RECORDS FOR THIS EXERCISE:
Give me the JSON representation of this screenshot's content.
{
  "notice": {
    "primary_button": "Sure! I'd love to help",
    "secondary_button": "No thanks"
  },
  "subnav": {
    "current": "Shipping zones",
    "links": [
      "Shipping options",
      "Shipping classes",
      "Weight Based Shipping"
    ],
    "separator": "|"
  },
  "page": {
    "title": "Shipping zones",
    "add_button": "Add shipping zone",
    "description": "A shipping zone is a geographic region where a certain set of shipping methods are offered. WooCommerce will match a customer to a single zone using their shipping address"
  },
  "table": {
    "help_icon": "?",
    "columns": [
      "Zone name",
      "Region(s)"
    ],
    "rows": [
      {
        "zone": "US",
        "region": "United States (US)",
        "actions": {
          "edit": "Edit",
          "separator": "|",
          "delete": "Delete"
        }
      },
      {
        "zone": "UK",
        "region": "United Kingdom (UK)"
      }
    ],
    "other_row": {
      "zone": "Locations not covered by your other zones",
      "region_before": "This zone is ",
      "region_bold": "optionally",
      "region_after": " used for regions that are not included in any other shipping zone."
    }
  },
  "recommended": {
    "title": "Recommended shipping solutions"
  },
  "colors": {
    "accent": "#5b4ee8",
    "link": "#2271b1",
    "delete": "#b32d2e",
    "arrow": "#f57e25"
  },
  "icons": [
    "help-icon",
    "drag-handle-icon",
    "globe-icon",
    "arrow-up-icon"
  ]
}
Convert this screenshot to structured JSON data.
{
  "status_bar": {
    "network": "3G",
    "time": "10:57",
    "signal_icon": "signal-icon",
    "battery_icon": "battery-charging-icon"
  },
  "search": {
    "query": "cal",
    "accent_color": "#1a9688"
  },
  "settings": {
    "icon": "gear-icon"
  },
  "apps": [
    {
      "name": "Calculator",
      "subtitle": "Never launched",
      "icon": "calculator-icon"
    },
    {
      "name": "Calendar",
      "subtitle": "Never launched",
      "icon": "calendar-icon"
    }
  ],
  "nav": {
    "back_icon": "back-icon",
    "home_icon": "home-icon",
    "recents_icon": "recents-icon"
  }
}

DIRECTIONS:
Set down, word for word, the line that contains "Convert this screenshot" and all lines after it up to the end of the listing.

TASK RESPONSE:
Convert this screenshot to structured JSON data.
{
  "status_bar": {
    "network": "3G",
    "time": "10:57",
    "signal_icon": "signal-icon",
    "battery_icon": "battery-charging-icon"
  },
  "search": {
    "query": "cal",
    "accent_color": "#1a9688"
  },
  "settings": {
    "icon": "gear-icon"
  },
  "apps": [
    {
      "name": "Calculator",
      "subtitle": "Never launched",
      "icon": "calculator-icon"
    },
    {
      "name": "Calendar",
      "subtitle": "Never launched",
      "icon": "calendar-icon"
    }
  ],
  "nav": {
    "back_icon": "back-icon",
    "home_icon": "home-icon",
    "recents_icon": "recents-icon"
  }
}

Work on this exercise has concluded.